_Prompt_
Report the lines of the data below that contain the string "likes".

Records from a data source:
= = = = =

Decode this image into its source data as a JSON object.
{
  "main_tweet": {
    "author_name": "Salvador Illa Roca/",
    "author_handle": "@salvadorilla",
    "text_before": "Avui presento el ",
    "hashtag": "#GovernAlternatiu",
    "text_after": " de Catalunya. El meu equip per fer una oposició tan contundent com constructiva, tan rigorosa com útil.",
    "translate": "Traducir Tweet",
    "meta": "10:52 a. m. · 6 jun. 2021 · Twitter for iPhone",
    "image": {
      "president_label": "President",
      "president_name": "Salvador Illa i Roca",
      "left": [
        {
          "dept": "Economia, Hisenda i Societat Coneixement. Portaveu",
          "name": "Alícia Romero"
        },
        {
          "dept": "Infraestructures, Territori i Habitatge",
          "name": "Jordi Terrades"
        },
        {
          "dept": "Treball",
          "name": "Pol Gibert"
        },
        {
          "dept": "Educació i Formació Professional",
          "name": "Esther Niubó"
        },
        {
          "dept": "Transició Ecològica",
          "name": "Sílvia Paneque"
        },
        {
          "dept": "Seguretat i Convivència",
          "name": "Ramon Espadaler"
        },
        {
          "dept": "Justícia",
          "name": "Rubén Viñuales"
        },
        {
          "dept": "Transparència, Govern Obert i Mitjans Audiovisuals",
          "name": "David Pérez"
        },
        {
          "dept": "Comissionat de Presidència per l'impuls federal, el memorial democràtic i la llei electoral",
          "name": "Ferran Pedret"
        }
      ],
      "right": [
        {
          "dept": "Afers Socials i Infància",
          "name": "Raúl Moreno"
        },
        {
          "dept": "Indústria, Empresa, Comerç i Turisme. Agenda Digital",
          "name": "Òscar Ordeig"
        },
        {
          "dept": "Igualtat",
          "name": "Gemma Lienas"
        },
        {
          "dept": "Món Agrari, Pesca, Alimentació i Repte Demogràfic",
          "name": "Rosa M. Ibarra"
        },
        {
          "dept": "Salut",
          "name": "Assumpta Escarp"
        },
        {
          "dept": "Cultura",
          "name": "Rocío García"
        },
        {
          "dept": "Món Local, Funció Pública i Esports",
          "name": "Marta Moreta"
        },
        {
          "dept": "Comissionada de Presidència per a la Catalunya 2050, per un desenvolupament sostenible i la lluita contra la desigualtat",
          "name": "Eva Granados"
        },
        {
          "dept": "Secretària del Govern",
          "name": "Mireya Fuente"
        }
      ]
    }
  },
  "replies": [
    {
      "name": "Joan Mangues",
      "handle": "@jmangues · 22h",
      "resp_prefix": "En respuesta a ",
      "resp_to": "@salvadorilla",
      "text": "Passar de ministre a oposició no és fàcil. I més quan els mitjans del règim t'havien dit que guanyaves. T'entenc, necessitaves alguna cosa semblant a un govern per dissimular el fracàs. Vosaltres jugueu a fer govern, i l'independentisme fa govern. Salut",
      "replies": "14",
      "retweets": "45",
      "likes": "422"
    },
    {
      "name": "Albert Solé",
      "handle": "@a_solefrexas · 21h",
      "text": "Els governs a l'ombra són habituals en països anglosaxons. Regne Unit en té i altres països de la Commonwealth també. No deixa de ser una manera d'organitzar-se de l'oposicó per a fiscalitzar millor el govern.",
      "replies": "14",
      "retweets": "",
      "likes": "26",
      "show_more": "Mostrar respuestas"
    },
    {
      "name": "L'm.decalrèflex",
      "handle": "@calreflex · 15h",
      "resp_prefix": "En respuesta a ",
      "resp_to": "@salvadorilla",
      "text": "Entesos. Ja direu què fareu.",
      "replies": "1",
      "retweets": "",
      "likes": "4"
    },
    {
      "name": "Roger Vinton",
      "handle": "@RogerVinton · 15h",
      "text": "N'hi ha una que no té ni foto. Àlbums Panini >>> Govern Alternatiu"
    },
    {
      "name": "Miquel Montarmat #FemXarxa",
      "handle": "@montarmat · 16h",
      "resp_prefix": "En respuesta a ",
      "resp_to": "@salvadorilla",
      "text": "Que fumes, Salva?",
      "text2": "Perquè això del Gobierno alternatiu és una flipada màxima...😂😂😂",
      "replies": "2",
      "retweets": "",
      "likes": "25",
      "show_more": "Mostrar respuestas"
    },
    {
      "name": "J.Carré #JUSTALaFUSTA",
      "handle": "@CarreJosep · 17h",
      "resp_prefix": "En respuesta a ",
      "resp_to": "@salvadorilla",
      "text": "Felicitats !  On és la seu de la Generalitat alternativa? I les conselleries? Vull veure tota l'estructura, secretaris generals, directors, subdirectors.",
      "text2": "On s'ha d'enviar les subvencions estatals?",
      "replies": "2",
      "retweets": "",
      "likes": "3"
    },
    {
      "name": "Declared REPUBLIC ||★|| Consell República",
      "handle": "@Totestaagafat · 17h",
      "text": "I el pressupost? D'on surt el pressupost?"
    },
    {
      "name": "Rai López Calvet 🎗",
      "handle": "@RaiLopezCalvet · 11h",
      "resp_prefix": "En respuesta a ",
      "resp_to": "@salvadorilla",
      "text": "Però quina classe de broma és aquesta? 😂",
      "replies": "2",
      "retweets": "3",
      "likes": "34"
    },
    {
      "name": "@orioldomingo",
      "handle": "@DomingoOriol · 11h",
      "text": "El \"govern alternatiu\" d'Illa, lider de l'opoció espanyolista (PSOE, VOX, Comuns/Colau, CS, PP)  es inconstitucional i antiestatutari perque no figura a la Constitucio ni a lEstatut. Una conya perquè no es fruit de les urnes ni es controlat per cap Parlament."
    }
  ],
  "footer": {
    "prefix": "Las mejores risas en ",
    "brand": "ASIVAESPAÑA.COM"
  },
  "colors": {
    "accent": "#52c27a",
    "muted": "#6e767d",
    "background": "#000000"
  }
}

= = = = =

_Exercise response_
      "likes": "422"
      "likes": "26",
      "likes": "4"
      "likes": "25",
      "likes": "3"
      "likes": "34"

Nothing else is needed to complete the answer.